For customer service agents to be empowered to meet the expectations of every single customer, on every single interaction, they need to have a 360-degree view of each customer. This view needs to be connected across service channels – whether it’s email, social media, phone, live chat, etc. – and also with other areas of the business, such as sales. Agents also need to have access to the right tools to enable a smarter level of high-touch, personalised service.
So, what if you could solve your customers’ issues before they’re even aware of a pending problem? AI and predictive technologies are helping service teams do just that, by creating more proactive experiences that have a human touch, at mass scale.

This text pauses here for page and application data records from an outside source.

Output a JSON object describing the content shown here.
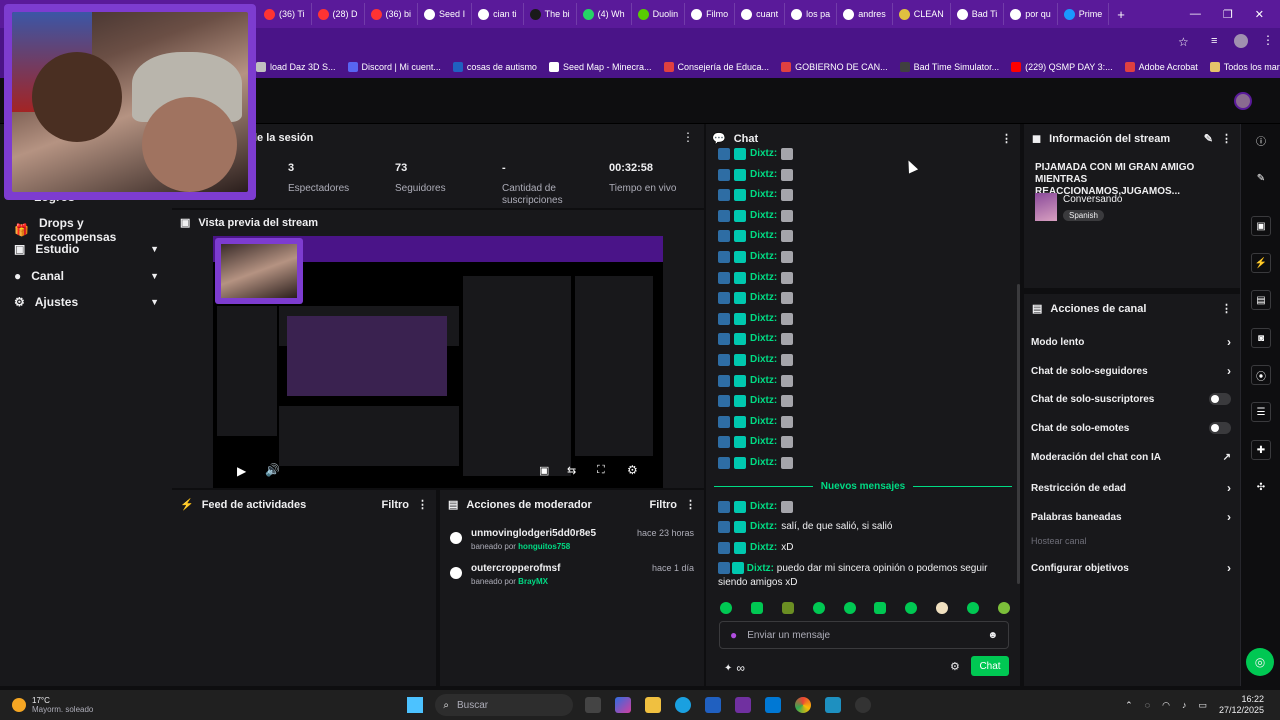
{
  "browser": {
    "tabs": [
      "(36) Ti",
      "(28) D",
      "(36) bi",
      "Seed I",
      "cian ti",
      "The bi",
      "(4) Wh",
      "Duolin",
      "Filmo",
      "cuant",
      "los pa",
      "andres",
      "CLEAN",
      "Bad Ti",
      "por qu",
      "Prime"
    ],
    "new_tab": "+",
    "bookmarks": [
      "load Daz 3D S...",
      "Discord | Mi cuent...",
      "cosas de autismo",
      "Seed Map - Minecra...",
      "Consejería de Educa...",
      "GOBIERNO DE CAN...",
      "Bad Time Simulator...",
      "(229) QSMP DAY 3:...",
      "Adobe Acrobat"
    ],
    "all_bookmarks": "Todos los marcadores"
  },
  "sidebar": {
    "partial_label": "Logros",
    "items": [
      {
        "label": "Drops y recompensas",
        "icon": "gift-icon"
      },
      {
        "label": "Estudio",
        "icon": "camera-icon"
      },
      {
        "label": "Canal",
        "icon": "person-icon"
      },
      {
        "label": "Ajustes",
        "icon": "gear-icon"
      }
    ]
  },
  "session": {
    "title": "le la sesión",
    "stats": [
      {
        "value": "3",
        "label": "Espectadores"
      },
      {
        "value": "73",
        "label": "Seguidores"
      },
      {
        "value": "-",
        "label": "Cantidad de suscripciones"
      },
      {
        "value": "00:32:58",
        "label": "Tiempo en vivo"
      }
    ]
  },
  "preview": {
    "title": "Vista previa del stream"
  },
  "feed": {
    "title": "Feed de actividades",
    "filter": "Filtro"
  },
  "mod_actions": {
    "title": "Acciones de moderador",
    "filter": "Filtro",
    "entries": [
      {
        "user": "unmovinglodgeri5dd0r8e5",
        "time": "hace 23 horas",
        "prefix": "baneado por",
        "by": "honguitos758"
      },
      {
        "user": "outercropperofmsf",
        "time": "hace 1 día",
        "prefix": "baneado por",
        "by": "BrayMX"
      }
    ]
  },
  "chat": {
    "title": "Chat",
    "username": "Dixtz:",
    "new_messages": "Nuevos mensajes",
    "messages": [
      "salí, de que salió, si salió",
      "xD",
      "puedo dar mi sincera opinión o podemos seguir siendo amigos xD"
    ],
    "input_placeholder": "Enviar un mensaje",
    "send_label": "Chat",
    "infinity": "∞"
  },
  "stream_info": {
    "title": "Información del stream",
    "stream_title": "PIJAMADA CON MI GRAN AMIGO MIENTRAS REACCIONAMOS,JUGAMOS...",
    "category": "Conversando",
    "language": "Spanish"
  },
  "channel_actions": {
    "title": "Acciones de canal",
    "items": [
      {
        "label": "Modo lento",
        "control": "chevron"
      },
      {
        "label": "Chat de solo-seguidores",
        "control": "chevron"
      },
      {
        "label": "Chat de solo-suscriptores",
        "control": "toggle"
      },
      {
        "label": "Chat de solo-emotes",
        "control": "toggle"
      },
      {
        "label": "Moderación del chat con IA",
        "control": "external"
      },
      {
        "label": "Restricción de edad",
        "control": "chevron"
      },
      {
        "label": "Palabras baneadas",
        "control": "chevron"
      },
      {
        "label": "Hostear canal",
        "control": "none",
        "disabled": true
      },
      {
        "label": "Configurar objetivos",
        "control": "chevron"
      }
    ]
  },
  "taskbar": {
    "weather_temp": "17°C",
    "weather_desc": "Mayorm. soleado",
    "search": "Buscar",
    "time": "16:22",
    "date": "27/12/2025"
  },
  "colors": {
    "accent": "#00db84",
    "brand": "#5a1a9a",
    "send_button": "#00c853"
  }
}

Rather than replace human contact, AI is enhancing the service experience by facilitating mass personalisation and adding human-like intelligence to interactions. For instance, machine-learning can analyse a caller’s word choice to understand emotions and recommend the next best thing for an agent to say to each individual customer.
Predictive intelligence is also on the rise. Top-performing customer service teams are 3.9x more likely than underperformers to say predictive intelligence will have a transformational impact on their customer service by 2020. Underperformers need to take notice, because 51% of B2C customers and 75% of B2B customers expect that by 2020 businesses will be anticipating their needs, based on past behaviour, and making relevant suggestions before they reach out.
Smart technology is transforming the customer experience, but there’s also a more self-serving business benefit from its use. Those teams enabled and empowered through the likes of AI and predictive intelligence have higher rates of employee engagement. This is because agents feel more empowered and experience first-hand the positive impact this personalised style of service is having on the customer. A big win, given how high staff churn is within the customer service industry.
Ultimately, smart technologies can support agents, rather than replace them. It’s enabling us to provide a very different level of smarter service, to provide customers with consistency and speed. And the best thing is that AI only gets smarter. It’s constantly learning customers’ behaviour and, as time progresses, it only gets better at delivering exactly what our customers need.
The customer service game has truly changed. Businesses now have at their fingertips this incredible technology they can use to make each agent’s actions smarter and faster, and to provide the superior and personalised experience that customers are crying out for. Top-performing teams have caught on; it’s now time for everyone else to catch up.
Top-performing service teams aren’t just using smart technologies to meet heightened customer demands. Learn what else they’re doing in the 2017 State of Service report.
Paul Baptist is Director of Solution Engineering at Salesforce – a role he describes as ‘jack of all trades, master of some’. He’s multilingual – proficient in geek and handy with a hammer. Read more from Paul here.